Womp womp.

MLS: Philadelphia Union at Atlanta United FC Dale Zanine-USA TODAY Sports

Atlanta United returned from the international break the same way they entered it, by blowing a two-goal lead late at home and dropping points. The Philadelphia Union scored two goals, including an absolute thunderbolt in stoppage time, to earn a dramatic 2-2 draw with the Atlanta. Another heart-breaking result won’t be easy for the Five Stripes to stomach. Here are a few thoughts on a very worrying trend making itself known.

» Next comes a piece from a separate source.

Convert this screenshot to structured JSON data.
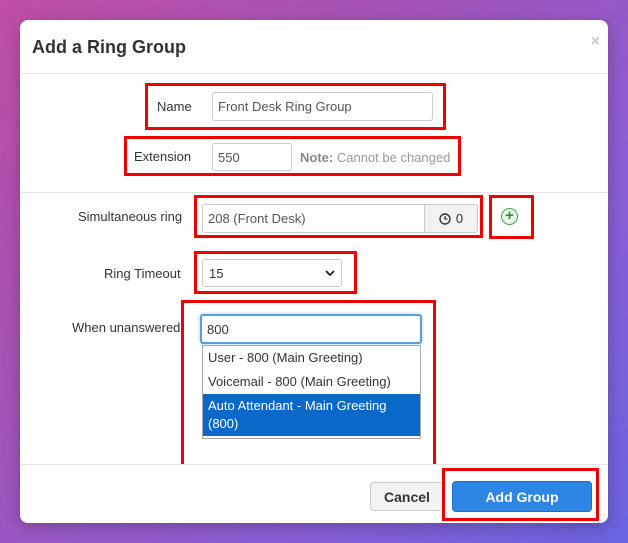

  • Where do we even begin with this one? Unlike the Nashville debacle there aren’t a ton of positives to lean on to soften the blow of the final result. At least in that match the attack looked lively for the majority of the match and Josef Martinez showed some great signs of returning to full fitness. There just aren’t those same crutches to lean on to help get over giving up two goals after the 80th minute. The truth is, Philadelphia were the much better side on both ends of the field. The Expected Goals numbers show that the Union had a full goal better xG total than Atlanta.

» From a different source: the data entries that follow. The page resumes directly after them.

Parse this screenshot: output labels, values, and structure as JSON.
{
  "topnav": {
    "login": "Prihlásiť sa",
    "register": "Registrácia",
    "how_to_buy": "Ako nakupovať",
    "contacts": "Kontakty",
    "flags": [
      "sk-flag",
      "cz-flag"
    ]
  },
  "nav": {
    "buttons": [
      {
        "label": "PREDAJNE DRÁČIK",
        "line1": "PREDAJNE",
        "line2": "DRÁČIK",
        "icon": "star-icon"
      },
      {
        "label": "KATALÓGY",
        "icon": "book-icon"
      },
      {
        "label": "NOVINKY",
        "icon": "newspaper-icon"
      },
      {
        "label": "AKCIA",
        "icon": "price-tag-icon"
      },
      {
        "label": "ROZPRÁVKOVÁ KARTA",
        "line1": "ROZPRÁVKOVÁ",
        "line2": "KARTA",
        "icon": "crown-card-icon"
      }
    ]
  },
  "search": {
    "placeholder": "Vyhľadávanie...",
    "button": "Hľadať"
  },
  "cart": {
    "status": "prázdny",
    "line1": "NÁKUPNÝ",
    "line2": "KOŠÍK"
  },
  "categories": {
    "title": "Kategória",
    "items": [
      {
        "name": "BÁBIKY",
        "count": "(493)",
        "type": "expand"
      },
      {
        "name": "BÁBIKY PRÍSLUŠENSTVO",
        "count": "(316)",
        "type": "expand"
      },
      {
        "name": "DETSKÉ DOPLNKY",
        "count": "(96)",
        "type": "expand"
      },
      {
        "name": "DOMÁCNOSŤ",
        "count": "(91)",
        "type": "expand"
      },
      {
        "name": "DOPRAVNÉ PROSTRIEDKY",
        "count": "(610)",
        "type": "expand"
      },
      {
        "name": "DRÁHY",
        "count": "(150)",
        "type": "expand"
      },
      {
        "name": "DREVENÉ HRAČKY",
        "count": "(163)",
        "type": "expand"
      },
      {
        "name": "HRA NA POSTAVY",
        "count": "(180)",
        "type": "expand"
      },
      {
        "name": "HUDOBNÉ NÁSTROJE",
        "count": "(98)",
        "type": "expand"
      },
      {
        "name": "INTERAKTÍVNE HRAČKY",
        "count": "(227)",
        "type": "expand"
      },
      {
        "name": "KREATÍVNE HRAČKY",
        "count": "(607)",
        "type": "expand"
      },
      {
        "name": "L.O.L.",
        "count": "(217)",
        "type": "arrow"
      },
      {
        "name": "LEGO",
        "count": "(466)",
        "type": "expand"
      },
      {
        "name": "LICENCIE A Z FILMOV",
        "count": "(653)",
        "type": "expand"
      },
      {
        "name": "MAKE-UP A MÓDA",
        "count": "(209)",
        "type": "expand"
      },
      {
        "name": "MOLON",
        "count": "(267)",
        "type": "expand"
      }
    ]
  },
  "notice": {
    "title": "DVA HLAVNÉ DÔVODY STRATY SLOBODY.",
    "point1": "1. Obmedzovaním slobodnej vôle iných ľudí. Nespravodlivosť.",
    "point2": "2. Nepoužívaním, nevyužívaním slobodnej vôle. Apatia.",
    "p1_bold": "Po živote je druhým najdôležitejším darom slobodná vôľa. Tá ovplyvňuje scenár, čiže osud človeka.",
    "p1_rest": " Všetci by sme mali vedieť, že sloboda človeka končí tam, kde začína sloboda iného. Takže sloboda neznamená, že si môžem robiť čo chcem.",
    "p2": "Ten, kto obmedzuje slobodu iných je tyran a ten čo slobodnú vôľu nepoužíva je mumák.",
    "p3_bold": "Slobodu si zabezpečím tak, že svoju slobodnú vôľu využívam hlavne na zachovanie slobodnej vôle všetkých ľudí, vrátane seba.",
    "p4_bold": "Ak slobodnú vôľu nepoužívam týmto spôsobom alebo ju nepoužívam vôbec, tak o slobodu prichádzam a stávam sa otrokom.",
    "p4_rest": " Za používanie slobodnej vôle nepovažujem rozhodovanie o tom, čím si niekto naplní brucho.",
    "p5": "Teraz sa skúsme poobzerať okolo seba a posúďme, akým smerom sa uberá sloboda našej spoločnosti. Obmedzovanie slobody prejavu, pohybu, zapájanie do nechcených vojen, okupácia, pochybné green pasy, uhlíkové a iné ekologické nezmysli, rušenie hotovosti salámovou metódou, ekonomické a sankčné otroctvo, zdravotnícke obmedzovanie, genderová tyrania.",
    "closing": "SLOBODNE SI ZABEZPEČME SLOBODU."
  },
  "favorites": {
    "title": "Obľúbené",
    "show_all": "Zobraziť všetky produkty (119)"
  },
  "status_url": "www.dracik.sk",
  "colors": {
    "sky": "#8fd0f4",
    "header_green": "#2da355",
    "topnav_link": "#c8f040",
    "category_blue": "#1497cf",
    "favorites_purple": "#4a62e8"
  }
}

  • If not for a Brad Guzan wonder save in the first half it could’ve gotten ugly for Atlanta really quick. Instead they held on and even got the luck of an own goal to give them hope. Top that with a nice header from Anton Walkes — off a broken setpiece play nonetheless — and Gabriel Heinze’s side were in prime position to steal three points from a match they probably deserved none from. Instead, they broke right after the goal thanks to a horrendous rebound conceded by Guzan.

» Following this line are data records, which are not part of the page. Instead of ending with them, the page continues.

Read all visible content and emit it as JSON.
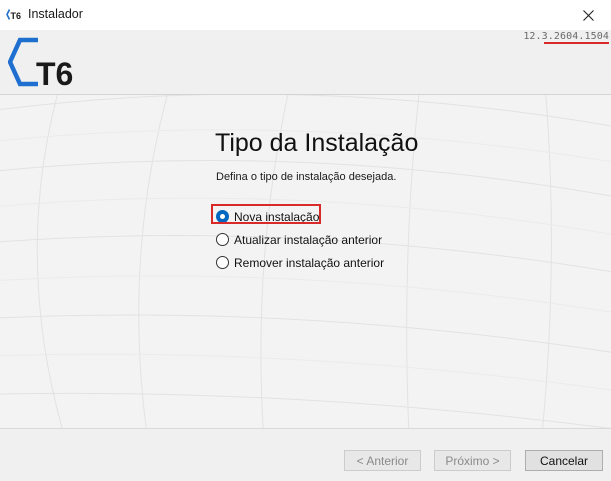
{
  "window": {
    "title": "Instalador",
    "close_icon": "close-icon",
    "title_icon": "t6-app-icon"
  },
  "header": {
    "logo_text": "T6",
    "version": "12.3.2604.1504",
    "accent_color": "#1f6fd1",
    "highlight_color": "#d92a2a"
  },
  "main": {
    "title": "Tipo da Instalação",
    "description": "Defina o tipo de instalação desejada.",
    "options": [
      {
        "label": "Nova instalação",
        "selected": true
      },
      {
        "label": "Atualizar instalação anterior",
        "selected": false
      },
      {
        "label": "Remover instalação anterior",
        "selected": false
      }
    ]
  },
  "footer": {
    "prev_label": "< Anterior",
    "next_label": "Próximo >",
    "cancel_label": "Cancelar",
    "prev_enabled": false,
    "next_enabled": false,
    "cancel_enabled": true
  }
}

  • Heinze set up a “second preseason” of sorts during this three-week international break with the goal of instilling his and getting everyone on the same page. Unfortunately that all seemed to be for naught as tactical organization really let the team down on multiple fronts against the Union. Most notably on the equalizing goal with Jakob Glesnes having nearly 30 yards of space between him and the closest defender. While the idea of giving up a clear shot from over 35 yards out to a center back isn’t the worst strategy, the mantra of Heinze’s system is supposed to be high intensity and in-your-face. Instead the team-wide effort on the goal was almost non-existent. That’s an extremely worrying sign considering how much rest everyone had beforehand.
  • The disorganization and lack of chemistry wasn’t limited to just that back-breaking goal either. The attacking duo of Ezequiel Barco and Marcelino Moreno still fail to get on the same page. Both players seem to want to occupy the same spaces and play the same role. They often either make the wrong decisions or put too much pressure on themselves to make the game-changing play in lieu of finding teammates in better positions.
  • Obviously not having Josef Martinez around hurts, but it’s hard to say he would’ve changed much considering all we’ve seen so far this season. The process of integrating Heinze’s system was always going to be slow, but it still just feels like he’s missing the tools needed to get the most out of this team.